Mark Summe Wins 2018 Notre Dame Shaheen 3MT® Competition

Author: Aaron Bell

2018 Shaheen 3mt Winner Mark Summe 86k jpg Mark Summe presents during 3MT®.

Mark Summe, a Ph.D. student from the Department of Chemical and Biomolecular Engineering, won the 2018 Notre Dame Graduate School Shaheen Three Minute Thesis Competition (3MT®) on Monday night in Jordan Auditorium.

The Shaheen 3MT® is a communication competition where graduate students from the Colleges of Engineering, Science and Arts & Letters try to effectively explain their research in a language appropriate to an audience of specialists and non-specialists alike, in three minutes or less. Competitors addressed a panel of judges in front of a live audience using a single static slide to support their presentation.

Summe, whose faculty adviser is Professor William A. Phillip, was the fifth of eight competitors to present and said, “I love the 3MT competition, which is what led me to compete in it every year for these last three years. I think that public speaking is an incredibly important skill and that every student should jump at these opportunities to develop confidence in speaking to others, and the only way to do this is to practice.” Summe was initially stunned to hear his name, but also, as he put it, “incredibly excited and deeply humbled that out of the many incredible speeches, the judges picked mine. I was then filled with incredible gratitude towards my family, friends, advisor, and lab mates who have given me guidance and support, but most importantly, I must remember that all the glory goes to God.”

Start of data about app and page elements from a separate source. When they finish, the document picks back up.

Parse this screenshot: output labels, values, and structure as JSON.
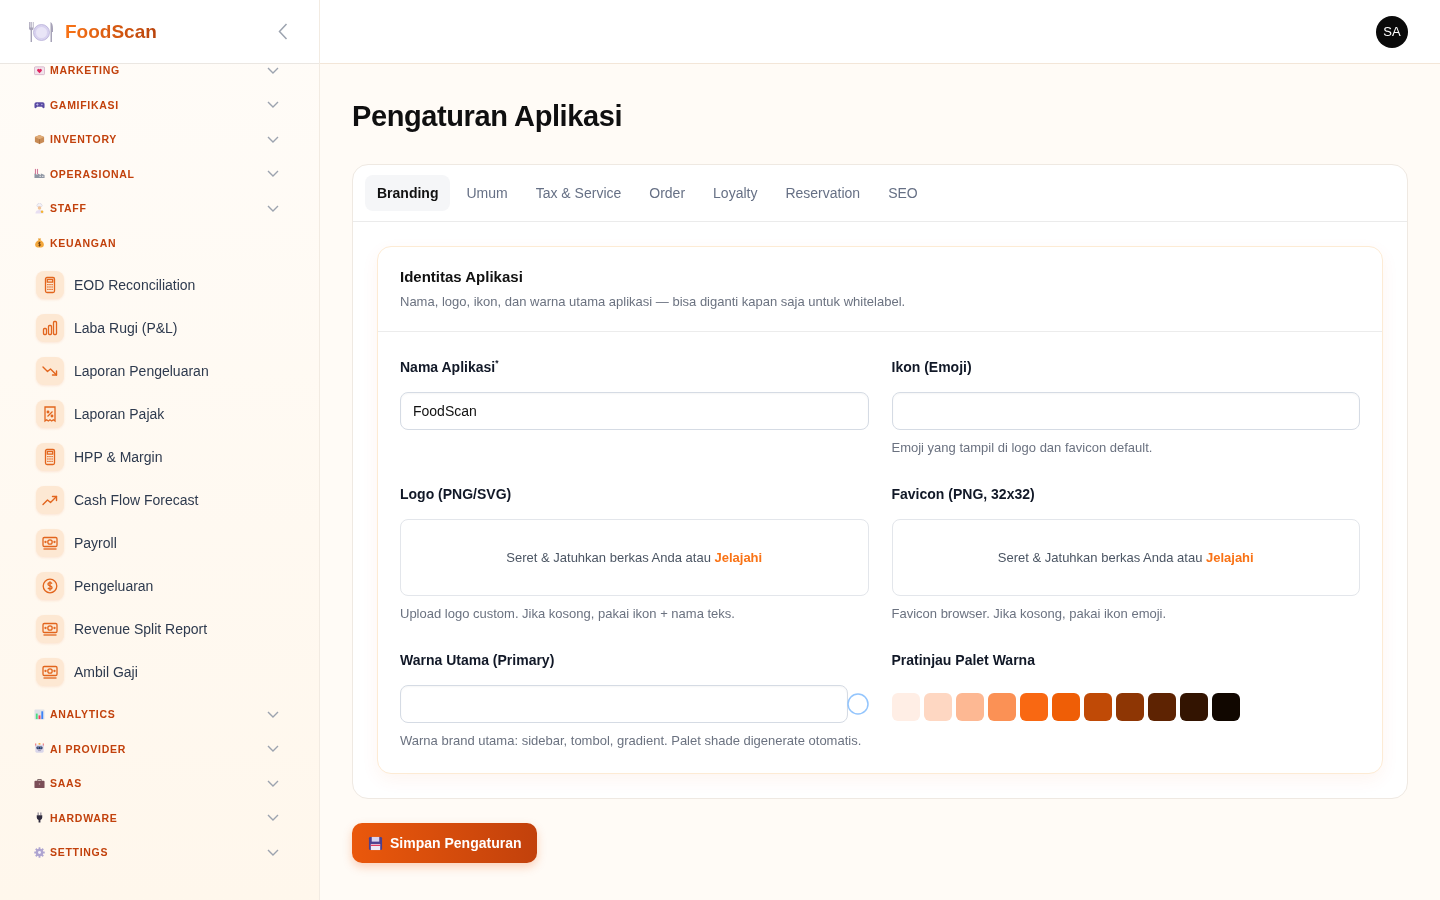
{
  "sidebar": {
    "brand": "FoodScan",
    "groups": [
      {
        "label": "MARKETING",
        "expanded": false
      },
      {
        "label": "GAMIFIKASI",
        "expanded": false
      },
      {
        "label": "INVENTORY",
        "expanded": false
      },
      {
        "label": "OPERASIONAL",
        "expanded": false
      },
      {
        "label": "STAFF",
        "expanded": false
      },
      {
        "label": "KEUANGAN",
        "expanded": true,
        "children": [
          {
            "label": "EOD Reconciliation",
            "selected": false
          },
          {
            "label": "Laba Rugi (P&L)",
            "selected": false
          },
          {
            "label": "Laporan Pengeluaran",
            "selected": false
          },
          {
            "label": "Laporan Pajak",
            "selected": false
          },
          {
            "label": "HPP & Margin",
            "selected": false
          },
          {
            "label": "Cash Flow Forecast",
            "selected": false
          },
          {
            "label": "Payroll",
            "selected": false
          },
          {
            "label": "Pengeluaran",
            "selected": false
          },
          {
            "label": "Revenue Split Report",
            "selected": false
          },
          {
            "label": "Ambil Gaji",
            "selected": false
          }
        ]
      },
      {
        "label": "ANALYTICS",
        "expanded": false
      },
      {
        "label": "AI PROVIDER",
        "expanded": false
      },
      {
        "label": "SAAS",
        "expanded": false
      },
      {
        "label": "HARDWARE",
        "expanded": false
      },
      {
        "label": "SETTINGS",
        "expanded": false
      }
    ]
  },
  "header": {
    "avatar": "SA"
  },
  "page": {
    "title": "Pengaturan Aplikasi"
  },
  "tabs": [
    {
      "label": "Branding",
      "selected": true
    },
    {
      "label": "Umum",
      "selected": false
    },
    {
      "label": "Tax & Service",
      "selected": false
    },
    {
      "label": "Order",
      "selected": false
    },
    {
      "label": "Loyalty",
      "selected": false
    },
    {
      "label": "Reservation",
      "selected": false
    },
    {
      "label": "SEO",
      "selected": false
    }
  ],
  "section": {
    "title": "Identitas Aplikasi",
    "description": "Nama, logo, ikon, dan warna utama aplikasi — bisa diganti kapan saja untuk whitelabel."
  },
  "fields": [
    {
      "kind": "text",
      "label": "Nama Aplikasi$^{*}$",
      "value": "FoodScan"
    },
    {
      "kind": "text",
      "label": "Ikon (Emoji)",
      "help": "Emoji yang tampil di logo dan favicon default."
    },
    {
      "kind": "upload",
      "label": "Logo (PNG/SVG)",
      "prompt": "Seret & Jatuhkan berkas Anda atau",
      "link": "Jelajahi",
      "help": "Upload logo custom. Jika kosong, pakai ikon + nama teks."
    },
    {
      "kind": "upload",
      "label": "Favicon (PNG, 32x32)",
      "prompt": "Seret & Jatuhkan berkas Anda atau",
      "link": "Jelajahi",
      "help": "Favicon browser. Jika kosong, pakai ikon emoji."
    },
    {
      "kind": "color",
      "label": "Warna Utama (Primary)",
      "help": "Warna brand utama: sidebar, tombol, gradient. Palet shade digenerate otomatis."
    },
    {
      "kind": "palette",
      "label": "Pratinjau Palet Warna",
      "swatches": [
        {
          "color": "#ffeee5"
        },
        {
          "color": "#fed7c2"
        },
        {
          "color": "#fdb893"
        },
        {
          "color": "#fb9155"
        },
        {
          "color": "#f96812"
        },
        {
          "color": "#ef5e06"
        },
        {
          "color": "#c04a06"
        },
        {
          "color": "#8e3604"
        },
        {
          "color": "#5e2302"
        },
        {
          "color": "#331401"
        },
        {
          "color": "#110700"
        }
      ]
    }
  ],
  "save_button": "Simpan Pengaturan"
}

2018 3mt Winner Summe With Dean Carlson 101k jpg Laura Carlson, dean of the Graduate School,
presents Mark Summe with the winning check

A well-crafted 3MT® presentation may contain some of the same elements as a stirring dramatic monologue with equal parts emotional and intellectual intensity. A great one may even include touches of comedy. As in its theatrical counterpart, a 3MT® presentation should command rapt attention from an audience. Along with the conviction and poise of its presenter, it will also succeed in setting a scene and revealing its passions.

Summe bested the other eight finalists for a top prize of $2000. A second place prize of $1500 went to Diya Li (CBE) and $1000 to the People’s Choice winner, Xunzhao Yin (CSE).

Other finalists who competed on Monday were Matteo Bianchetti (PHIL), Elvin Morales (BIOS), Jonathan Gondalman (POLS), Whitney Liske (MATH), and Sarah Lum (CHEM).

2018 3mt Winners 160k jpg Winners Xunzhao Yin, Mark Summe and Diya Li are presented winning checks

Summe’s presentation, titled “Drinking Water From A Printer?,” told the troubling story of the world’s current water supply, where less than one percent of one percent is safe to drink and even much of that is contaminated with parasites, lead, and pharmaceutical waste. Summe designs membranes that essentially act like magnets in extracting salt and heavy metals from water. Amazingly, these membranes can be generated by your average inkjet printer by substituting more functional polymers for inks and alternate porous supports for paper.

The production of drugs can also generate dangerous and harmful molecules. Summe’s work looks to use these membranes to separate these harmful molecules so that they do not cause damage such as blindness, for example, during treatments, but also so that they do not further pollute that already limited water supply.

2018 3mt Winners W Dean Carlson Judges 339k jpg People’s choice winner Xunzhao Yin, judge Lionel Pittman, judge Bryan Ritchie, winner Mark Summe, Dean and judge Laura Carlson, second place finisher Diya Li, judge Karen Bradley, judge Lisa Michaels

As the evening came to a close with a lively reception immediately following the competition, Summe said, “When I first heard of the 3MT competition many years ago, I had hoped it would come to Notre Dame because I think it is such a wonderful opportunity, one which every student should participate in at some time.” Summe added, “I wish everyone who will be competing the best of luck, and I look forward to seeing how well next year’s graduate students do.”